_DIRECTIONS_. Among the entries, find each line that includes the string "коронавируса" and list it.

--

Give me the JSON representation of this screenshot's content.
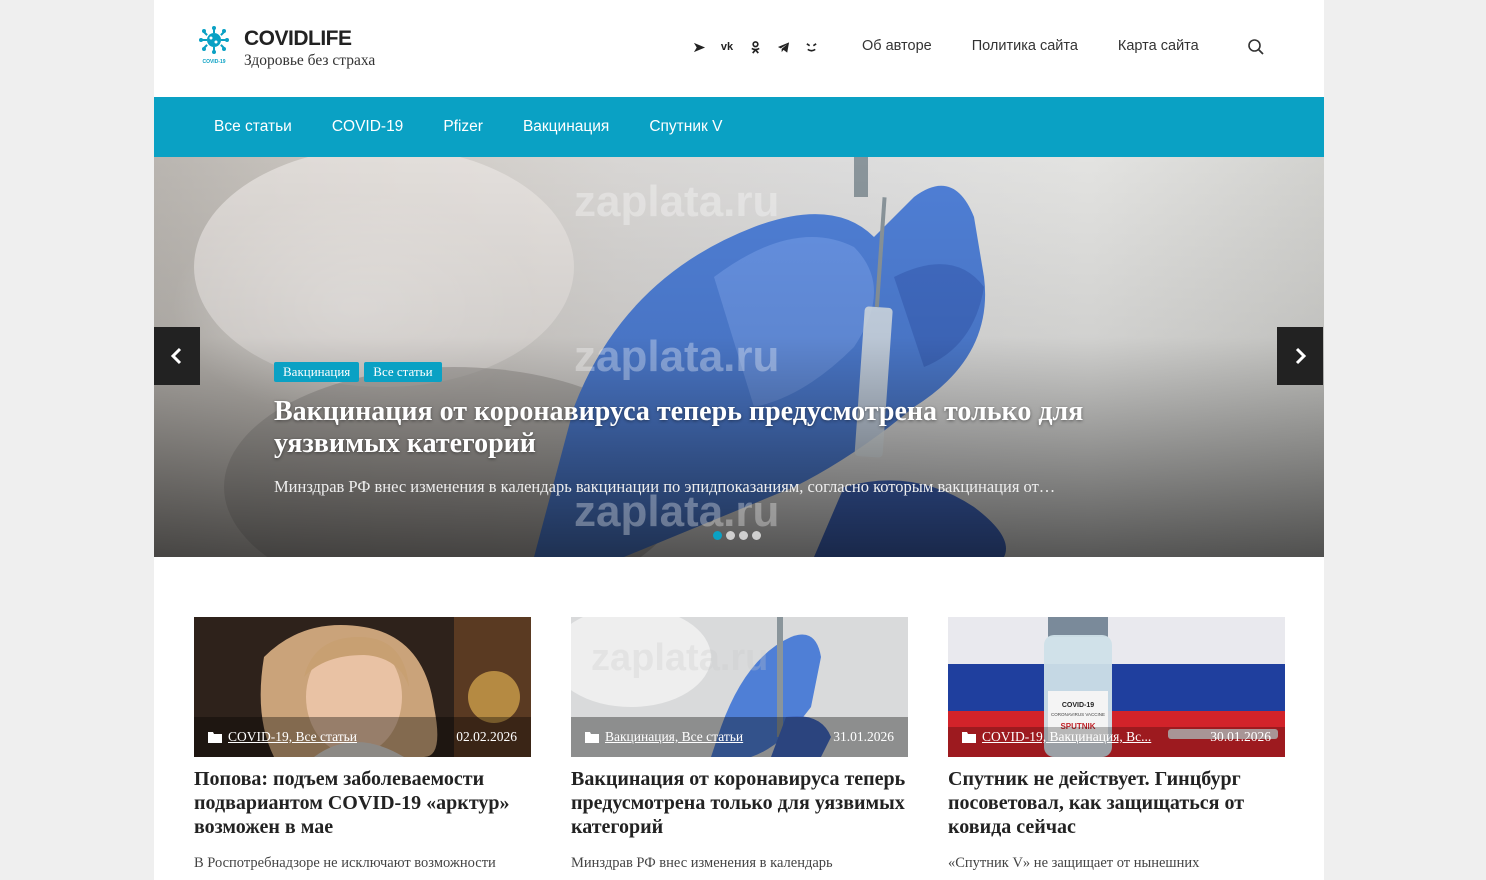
{
  "site": {
    "title": "COVIDLIFE",
    "tagline": "Здоровье без страха",
    "logo_badge": "COVID-19"
  },
  "social": [
    {
      "name": "share-icon"
    },
    {
      "name": "vk-icon",
      "label": "vk"
    },
    {
      "name": "odnoklassniki-icon"
    },
    {
      "name": "telegram-icon"
    },
    {
      "name": "dzen-icon"
    }
  ],
  "top_links": [
    "Об авторе",
    "Политика сайта",
    "Карта сайта"
  ],
  "nav": [
    "Все статьи",
    "COVID-19",
    "Pfizer",
    "Вакцинация",
    "Спутник V"
  ],
  "hero": {
    "tags": [
      "Вакцинация",
      "Все статьи"
    ],
    "title": "Вакцинация от коронавируса теперь предусмотрена только для уязвимых категорий",
    "excerpt": "Минздрав РФ внес изменения в календарь вакцинации по эпидпоказаниям, согласно которым вакцинация от…",
    "slides": 4,
    "active_slide": 0
  },
  "watermark": "zaplata.ru",
  "cards": [
    {
      "categories": "COVID-19, Все статьи",
      "date": "02.02.2026",
      "title": "Попова: подъем заболеваемости подвариантом COVID-19 «арктур» возможен в мае",
      "excerpt": "В Роспотребнадзоре не исключают возможности"
    },
    {
      "categories": "Вакцинация, Все статьи",
      "date": "31.01.2026",
      "title": "Вакцинация от коронавируса теперь предусмотрена только для уязвимых категорий",
      "excerpt": "Минздрав РФ внес изменения в календарь"
    },
    {
      "categories": "COVID-19, Вакцинация, Вс...",
      "date": "30.01.2026",
      "title": "Спутник не действует. Гинцбург посоветовал, как защищаться от ковида сейчас",
      "excerpt": "«Спутник V» не защищает от нынешних",
      "vial_label": "COVID-19",
      "vial_sub": "CORONAVIRUS VACCINE",
      "vial_brand": "SPUTNIK"
    }
  ],
  "colors": {
    "accent": "#0aa1c4",
    "page_bg": "#efefef",
    "arrow_bg": "#222222"
  }
}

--

_TASK SOLUTION_.
    "title": "Вакцинация от коронавируса теперь предусмотрена только для уязвимых категорий",
      "title": "Вакцинация от коронавируса теперь предусмотрена только для уязвимых категорий",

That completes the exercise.